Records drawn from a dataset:
────────────────────────────────────────

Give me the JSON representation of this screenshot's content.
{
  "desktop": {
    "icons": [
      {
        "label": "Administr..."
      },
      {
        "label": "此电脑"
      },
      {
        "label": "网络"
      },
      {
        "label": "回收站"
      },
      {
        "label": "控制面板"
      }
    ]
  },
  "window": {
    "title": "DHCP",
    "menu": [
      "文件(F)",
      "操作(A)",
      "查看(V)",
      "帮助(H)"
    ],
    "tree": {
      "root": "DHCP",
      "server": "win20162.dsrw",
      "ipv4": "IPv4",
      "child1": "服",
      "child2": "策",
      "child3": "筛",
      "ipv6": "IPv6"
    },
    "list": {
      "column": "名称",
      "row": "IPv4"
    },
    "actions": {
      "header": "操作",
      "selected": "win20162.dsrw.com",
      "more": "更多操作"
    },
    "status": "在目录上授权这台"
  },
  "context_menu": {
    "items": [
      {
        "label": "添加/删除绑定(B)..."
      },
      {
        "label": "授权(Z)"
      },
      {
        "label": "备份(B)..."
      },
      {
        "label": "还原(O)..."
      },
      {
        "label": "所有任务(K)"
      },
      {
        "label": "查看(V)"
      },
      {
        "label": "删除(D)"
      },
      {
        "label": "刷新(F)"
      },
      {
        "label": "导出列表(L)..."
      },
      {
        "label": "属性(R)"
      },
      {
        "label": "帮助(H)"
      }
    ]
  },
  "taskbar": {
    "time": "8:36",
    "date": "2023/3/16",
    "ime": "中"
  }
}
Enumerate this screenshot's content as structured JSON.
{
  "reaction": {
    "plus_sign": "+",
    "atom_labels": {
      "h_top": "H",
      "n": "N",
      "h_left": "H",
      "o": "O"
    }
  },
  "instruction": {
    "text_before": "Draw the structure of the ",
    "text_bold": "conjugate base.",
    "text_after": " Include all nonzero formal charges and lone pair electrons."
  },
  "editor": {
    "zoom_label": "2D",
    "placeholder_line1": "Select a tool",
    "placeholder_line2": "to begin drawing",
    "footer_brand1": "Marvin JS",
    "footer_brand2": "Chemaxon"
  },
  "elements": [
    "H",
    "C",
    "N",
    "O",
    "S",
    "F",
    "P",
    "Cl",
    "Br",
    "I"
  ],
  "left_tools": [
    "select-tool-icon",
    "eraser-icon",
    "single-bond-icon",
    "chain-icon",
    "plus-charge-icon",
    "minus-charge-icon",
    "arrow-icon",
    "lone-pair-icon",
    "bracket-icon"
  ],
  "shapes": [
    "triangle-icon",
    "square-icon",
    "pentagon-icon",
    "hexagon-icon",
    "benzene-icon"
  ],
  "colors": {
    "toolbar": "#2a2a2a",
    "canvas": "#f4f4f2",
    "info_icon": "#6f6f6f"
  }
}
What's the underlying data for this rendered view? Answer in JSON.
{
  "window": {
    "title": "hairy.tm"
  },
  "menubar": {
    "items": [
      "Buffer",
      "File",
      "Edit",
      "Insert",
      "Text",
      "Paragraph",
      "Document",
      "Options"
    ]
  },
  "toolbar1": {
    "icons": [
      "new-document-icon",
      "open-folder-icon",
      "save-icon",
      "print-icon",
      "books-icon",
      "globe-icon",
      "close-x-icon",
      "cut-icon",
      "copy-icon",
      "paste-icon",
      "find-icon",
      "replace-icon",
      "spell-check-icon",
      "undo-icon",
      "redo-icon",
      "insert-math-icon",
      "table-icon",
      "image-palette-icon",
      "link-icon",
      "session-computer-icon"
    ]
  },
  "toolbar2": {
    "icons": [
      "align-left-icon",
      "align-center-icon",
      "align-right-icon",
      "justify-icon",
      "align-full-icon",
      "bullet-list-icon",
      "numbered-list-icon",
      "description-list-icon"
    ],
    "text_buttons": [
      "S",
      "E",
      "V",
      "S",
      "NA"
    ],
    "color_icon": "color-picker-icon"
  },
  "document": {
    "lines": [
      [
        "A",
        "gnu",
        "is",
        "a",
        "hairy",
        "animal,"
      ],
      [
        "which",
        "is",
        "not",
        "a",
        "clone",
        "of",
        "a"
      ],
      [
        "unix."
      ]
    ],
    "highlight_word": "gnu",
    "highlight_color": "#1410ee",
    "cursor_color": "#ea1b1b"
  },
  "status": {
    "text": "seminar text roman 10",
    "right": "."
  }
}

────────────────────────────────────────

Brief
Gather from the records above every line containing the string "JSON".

Reply
Give me the JSON representation of this screenshot's content.
Enumerate this screenshot's content as structured JSON.
What's the underlying data for this rendered view? Answer in JSON.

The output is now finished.